Each record has to be repeated exactly as given.

Source information:

--

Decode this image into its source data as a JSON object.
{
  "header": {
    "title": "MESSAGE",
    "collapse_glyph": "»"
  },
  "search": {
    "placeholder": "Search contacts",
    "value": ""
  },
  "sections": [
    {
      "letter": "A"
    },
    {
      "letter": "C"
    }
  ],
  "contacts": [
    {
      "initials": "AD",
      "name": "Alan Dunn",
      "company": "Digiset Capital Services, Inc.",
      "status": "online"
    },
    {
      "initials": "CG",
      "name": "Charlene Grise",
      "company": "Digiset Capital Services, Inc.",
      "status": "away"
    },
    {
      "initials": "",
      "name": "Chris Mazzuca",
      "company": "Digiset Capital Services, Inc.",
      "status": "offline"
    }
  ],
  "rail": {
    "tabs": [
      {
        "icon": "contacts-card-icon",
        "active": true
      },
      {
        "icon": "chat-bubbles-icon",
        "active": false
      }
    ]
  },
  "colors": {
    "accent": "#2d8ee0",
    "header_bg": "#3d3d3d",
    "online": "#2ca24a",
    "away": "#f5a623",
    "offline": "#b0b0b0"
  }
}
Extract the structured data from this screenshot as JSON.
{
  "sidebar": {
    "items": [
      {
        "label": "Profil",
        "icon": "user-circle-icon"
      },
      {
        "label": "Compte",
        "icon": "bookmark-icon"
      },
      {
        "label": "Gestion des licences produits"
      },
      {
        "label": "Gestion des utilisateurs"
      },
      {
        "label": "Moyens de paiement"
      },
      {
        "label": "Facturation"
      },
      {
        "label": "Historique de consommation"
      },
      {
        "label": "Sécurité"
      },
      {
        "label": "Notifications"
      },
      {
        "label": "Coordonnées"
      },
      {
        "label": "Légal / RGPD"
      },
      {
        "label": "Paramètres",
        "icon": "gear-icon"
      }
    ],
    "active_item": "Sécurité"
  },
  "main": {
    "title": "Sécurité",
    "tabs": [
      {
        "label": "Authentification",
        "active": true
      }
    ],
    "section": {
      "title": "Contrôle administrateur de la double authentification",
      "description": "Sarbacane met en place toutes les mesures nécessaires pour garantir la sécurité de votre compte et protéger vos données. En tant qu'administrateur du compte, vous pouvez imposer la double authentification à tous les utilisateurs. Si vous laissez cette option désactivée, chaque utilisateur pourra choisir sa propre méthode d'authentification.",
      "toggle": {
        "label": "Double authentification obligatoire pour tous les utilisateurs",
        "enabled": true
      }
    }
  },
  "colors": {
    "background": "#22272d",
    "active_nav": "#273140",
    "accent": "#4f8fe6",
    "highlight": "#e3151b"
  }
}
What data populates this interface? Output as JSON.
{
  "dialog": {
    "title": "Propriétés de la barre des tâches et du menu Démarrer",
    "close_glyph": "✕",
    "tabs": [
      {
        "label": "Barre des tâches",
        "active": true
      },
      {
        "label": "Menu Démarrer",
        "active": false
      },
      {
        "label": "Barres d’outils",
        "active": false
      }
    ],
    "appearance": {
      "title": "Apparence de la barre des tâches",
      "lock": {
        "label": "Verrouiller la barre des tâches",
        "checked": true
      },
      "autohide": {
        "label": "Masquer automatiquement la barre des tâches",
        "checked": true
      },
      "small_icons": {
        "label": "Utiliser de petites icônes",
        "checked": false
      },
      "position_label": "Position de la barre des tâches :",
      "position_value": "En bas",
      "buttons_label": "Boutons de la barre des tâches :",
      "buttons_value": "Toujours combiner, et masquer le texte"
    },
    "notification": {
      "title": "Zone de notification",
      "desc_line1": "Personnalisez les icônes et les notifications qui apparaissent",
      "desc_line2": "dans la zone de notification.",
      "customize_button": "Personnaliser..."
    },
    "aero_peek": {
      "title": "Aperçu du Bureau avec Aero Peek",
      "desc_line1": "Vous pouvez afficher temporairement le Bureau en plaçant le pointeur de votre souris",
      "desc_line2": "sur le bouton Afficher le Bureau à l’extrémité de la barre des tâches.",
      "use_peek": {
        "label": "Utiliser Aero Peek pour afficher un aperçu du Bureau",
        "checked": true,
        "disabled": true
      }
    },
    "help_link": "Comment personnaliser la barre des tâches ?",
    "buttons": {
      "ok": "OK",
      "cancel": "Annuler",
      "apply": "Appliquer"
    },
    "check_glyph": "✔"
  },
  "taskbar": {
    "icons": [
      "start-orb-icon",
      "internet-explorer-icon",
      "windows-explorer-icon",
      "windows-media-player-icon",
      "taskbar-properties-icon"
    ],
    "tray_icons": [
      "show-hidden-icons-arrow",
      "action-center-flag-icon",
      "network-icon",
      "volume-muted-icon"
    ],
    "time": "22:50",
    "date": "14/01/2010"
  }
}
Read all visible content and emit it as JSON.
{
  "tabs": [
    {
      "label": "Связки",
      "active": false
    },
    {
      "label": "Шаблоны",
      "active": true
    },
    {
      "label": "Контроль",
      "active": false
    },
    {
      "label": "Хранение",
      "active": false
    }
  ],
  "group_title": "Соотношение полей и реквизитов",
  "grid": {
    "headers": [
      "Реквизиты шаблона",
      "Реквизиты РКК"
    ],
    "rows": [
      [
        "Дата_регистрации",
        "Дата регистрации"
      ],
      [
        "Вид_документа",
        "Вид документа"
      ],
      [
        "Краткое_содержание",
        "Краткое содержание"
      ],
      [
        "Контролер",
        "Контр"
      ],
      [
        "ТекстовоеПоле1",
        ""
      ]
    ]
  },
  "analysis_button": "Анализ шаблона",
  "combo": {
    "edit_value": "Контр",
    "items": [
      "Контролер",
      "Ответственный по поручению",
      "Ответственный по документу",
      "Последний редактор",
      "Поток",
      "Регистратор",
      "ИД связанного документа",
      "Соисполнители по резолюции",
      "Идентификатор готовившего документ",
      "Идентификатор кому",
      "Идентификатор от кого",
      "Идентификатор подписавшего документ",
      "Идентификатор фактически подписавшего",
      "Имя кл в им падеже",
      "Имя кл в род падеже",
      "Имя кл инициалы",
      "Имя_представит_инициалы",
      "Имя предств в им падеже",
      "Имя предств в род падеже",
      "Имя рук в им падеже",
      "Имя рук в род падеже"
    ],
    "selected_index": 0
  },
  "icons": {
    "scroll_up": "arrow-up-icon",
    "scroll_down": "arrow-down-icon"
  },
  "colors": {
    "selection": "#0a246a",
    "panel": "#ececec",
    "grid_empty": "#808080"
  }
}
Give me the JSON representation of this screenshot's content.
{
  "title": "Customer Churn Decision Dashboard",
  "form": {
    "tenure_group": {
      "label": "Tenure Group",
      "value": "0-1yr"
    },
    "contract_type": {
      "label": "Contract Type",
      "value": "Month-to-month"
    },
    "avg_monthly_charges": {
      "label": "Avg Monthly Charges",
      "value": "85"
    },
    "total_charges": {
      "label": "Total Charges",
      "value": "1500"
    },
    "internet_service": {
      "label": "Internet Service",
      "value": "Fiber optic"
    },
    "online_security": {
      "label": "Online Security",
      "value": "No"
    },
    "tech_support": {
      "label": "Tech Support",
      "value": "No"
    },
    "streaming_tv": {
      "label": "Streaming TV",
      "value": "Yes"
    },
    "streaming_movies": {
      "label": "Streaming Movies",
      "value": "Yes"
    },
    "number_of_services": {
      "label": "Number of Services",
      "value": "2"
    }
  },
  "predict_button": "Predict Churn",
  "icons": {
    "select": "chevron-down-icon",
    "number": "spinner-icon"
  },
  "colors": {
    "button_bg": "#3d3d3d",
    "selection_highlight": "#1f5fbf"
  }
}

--

Answer to this exercise:
Decode this image into its source data as a JSON object.
{
  "header": {
    "title": "MESSAGE",
    "collapse_glyph": "»"
  },
  "search": {
    "placeholder": "Search contacts",
    "value": ""
  },
  "sections": [
    {
      "letter": "A"
    },
    {
      "letter": "C"
    }
  ],
  "contacts": [
    {
      "initials": "AD",
      "name": "Alan Dunn",
      "company": "Digiset Capital Services, Inc.",
      "status": "online"
    },
    {
      "initials": "CG",
      "name": "Charlene Grise",
      "company": "Digiset Capital Services, Inc.",
      "status": "away"
    },
    {
      "initials": "",
      "name": "Chris Mazzuca",
      "company": "Digiset Capital Services, Inc.",
      "status": "offline"
    }
  ],
  "rail": {
    "tabs": [
      {
        "icon": "contacts-card-icon",
        "active": true
      },
      {
        "icon": "chat-bubbles-icon",
        "active": false
      }
    ]
  },
  "colors": {
    "accent": "#2d8ee0",
    "header_bg": "#3d3d3d",
    "online": "#2ca24a",
    "away": "#f5a623",
    "offline": "#b0b0b0"
  }
}
Extract the structured data from this screenshot as JSON.
{
  "sidebar": {
    "items": [
      {
        "label": "Profil",
        "icon": "user-circle-icon"
      },
      {
        "label": "Compte",
        "icon": "bookmark-icon"
      },
      {
        "label": "Gestion des licences produits"
      },
      {
        "label": "Gestion des utilisateurs"
      },
      {
        "label": "Moyens de paiement"
      },
      {
        "label": "Facturation"
      },
      {
        "label": "Historique de consommation"
      },
      {
        "label": "Sécurité"
      },
      {
        "label": "Notifications"
      },
      {
        "label": "Coordonnées"
      },
      {
        "label": "Légal / RGPD"
      },
      {
        "label": "Paramètres",
        "icon": "gear-icon"
      }
    ],
    "active_item": "Sécurité"
  },
  "main": {
    "title": "Sécurité",
    "tabs": [
      {
        "label": "Authentification",
        "active": true
      }
    ],
    "section": {
      "title": "Contrôle administrateur de la double authentification",
      "description": "Sarbacane met en place toutes les mesures nécessaires pour garantir la sécurité de votre compte et protéger vos données. En tant qu'administrateur du compte, vous pouvez imposer la double authentification à tous les utilisateurs. Si vous laissez cette option désactivée, chaque utilisateur pourra choisir sa propre méthode d'authentification.",
      "toggle": {
        "label": "Double authentification obligatoire pour tous les utilisateurs",
        "enabled": true
      }
    }
  },
  "colors": {
    "background": "#22272d",
    "active_nav": "#273140",
    "accent": "#4f8fe6",
    "highlight": "#e3151b"
  }
}
What data populates this interface? Output as JSON.
{
  "dialog": {
    "title": "Propriétés de la barre des tâches et du menu Démarrer",
    "close_glyph": "✕",
    "tabs": [
      {
        "label": "Barre des tâches",
        "active": true
      },
      {
        "label": "Menu Démarrer",
        "active": false
      },
      {
        "label": "Barres d’outils",
        "active": false
      }
    ],
    "appearance": {
      "title": "Apparence de la barre des tâches",
      "lock": {
        "label": "Verrouiller la barre des tâches",
        "checked": true
      },
      "autohide": {
        "label": "Masquer automatiquement la barre des tâches",
        "checked": true
      },
      "small_icons": {
        "label": "Utiliser de petites icônes",
        "checked": false
      },
      "position_label": "Position de la barre des tâches :",
      "position_value": "En bas",
      "buttons_label": "Boutons de la barre des tâches :",
      "buttons_value": "Toujours combiner, et masquer le texte"
    },
    "notification": {
      "title": "Zone de notification",
      "desc_line1": "Personnalisez les icônes et les notifications qui apparaissent",
      "desc_line2": "dans la zone de notification.",
      "customize_button": "Personnaliser..."
    },
    "aero_peek": {
      "title": "Aperçu du Bureau avec Aero Peek",
      "desc_line1": "Vous pouvez afficher temporairement le Bureau en plaçant le pointeur de votre souris",
      "desc_line2": "sur le bouton Afficher le Bureau à l’extrémité de la barre des tâches.",
      "use_peek": {
        "label": "Utiliser Aero Peek pour afficher un aperçu du Bureau",
        "checked": true,
        "disabled": true
      }
    },
    "help_link": "Comment personnaliser la barre des tâches ?",
    "buttons": {
      "ok": "OK",
      "cancel": "Annuler",
      "apply": "Appliquer"
    },
    "check_glyph": "✔"
  },
  "taskbar": {
    "icons": [
      "start-orb-icon",
      "internet-explorer-icon",
      "windows-explorer-icon",
      "windows-media-player-icon",
      "taskbar-properties-icon"
    ],
    "tray_icons": [
      "show-hidden-icons-arrow",
      "action-center-flag-icon",
      "network-icon",
      "volume-muted-icon"
    ],
    "time": "22:50",
    "date": "14/01/2010"
  }
}
Read all visible content and emit it as JSON.
{
  "tabs": [
    {
      "label": "Связки",
      "active": false
    },
    {
      "label": "Шаблоны",
      "active": true
    },
    {
      "label": "Контроль",
      "active": false
    },
    {
      "label": "Хранение",
      "active": false
    }
  ],
  "group_title": "Соотношение полей и реквизитов",
  "grid": {
    "headers": [
      "Реквизиты шаблона",
      "Реквизиты РКК"
    ],
    "rows": [
      [
        "Дата_регистрации",
        "Дата регистрации"
      ],
      [
        "Вид_документа",
        "Вид документа"
      ],
      [
        "Краткое_содержание",
        "Краткое содержание"
      ],
      [
        "Контролер",
        "Контр"
      ],
      [
        "ТекстовоеПоле1",
        ""
      ]
    ]
  },
  "analysis_button": "Анализ шаблона",
  "combo": {
    "edit_value": "Контр",
    "items": [
      "Контролер",
      "Ответственный по поручению",
      "Ответственный по документу",
      "Последний редактор",
      "Поток",
      "Регистратор",
      "ИД связанного документа",
      "Соисполнители по резолюции",
      "Идентификатор готовившего документ",
      "Идентификатор кому",
      "Идентификатор от кого",
      "Идентификатор подписавшего документ",
      "Идентификатор фактически подписавшего",
      "Имя кл в им падеже",
      "Имя кл в род падеже",
      "Имя кл инициалы",
      "Имя_представит_инициалы",
      "Имя предств в им падеже",
      "Имя предств в род падеже",
      "Имя рук в им падеже",
      "Имя рук в род падеже"
    ],
    "selected_index": 0
  },
  "icons": {
    "scroll_up": "arrow-up-icon",
    "scroll_down": "arrow-down-icon"
  },
  "colors": {
    "selection": "#0a246a",
    "panel": "#ececec",
    "grid_empty": "#808080"
  }
}
Give me the JSON representation of this screenshot's content.
{
  "title": "Customer Churn Decision Dashboard",
  "form": {
    "tenure_group": {
      "label": "Tenure Group",
      "value": "0-1yr"
    },
    "contract_type": {
      "label": "Contract Type",
      "value": "Month-to-month"
    },
    "avg_monthly_charges": {
      "label": "Avg Monthly Charges",
      "value": "85"
    },
    "total_charges": {
      "label": "Total Charges",
      "value": "1500"
    },
    "internet_service": {
      "label": "Internet Service",
      "value": "Fiber optic"
    },
    "online_security": {
      "label": "Online Security",
      "value": "No"
    },
    "tech_support": {
      "label": "Tech Support",
      "value": "No"
    },
    "streaming_tv": {
      "label": "Streaming TV",
      "value": "Yes"
    },
    "streaming_movies": {
      "label": "Streaming Movies",
      "value": "Yes"
    },
    "number_of_services": {
      "label": "Number of Services",
      "value": "2"
    }
  },
  "predict_button": "Predict Churn",
  "icons": {
    "select": "chevron-down-icon",
    "number": "spinner-icon"
  },
  "colors": {
    "button_bg": "#3d3d3d",
    "selection_highlight": "#1f5fbf"
  }
}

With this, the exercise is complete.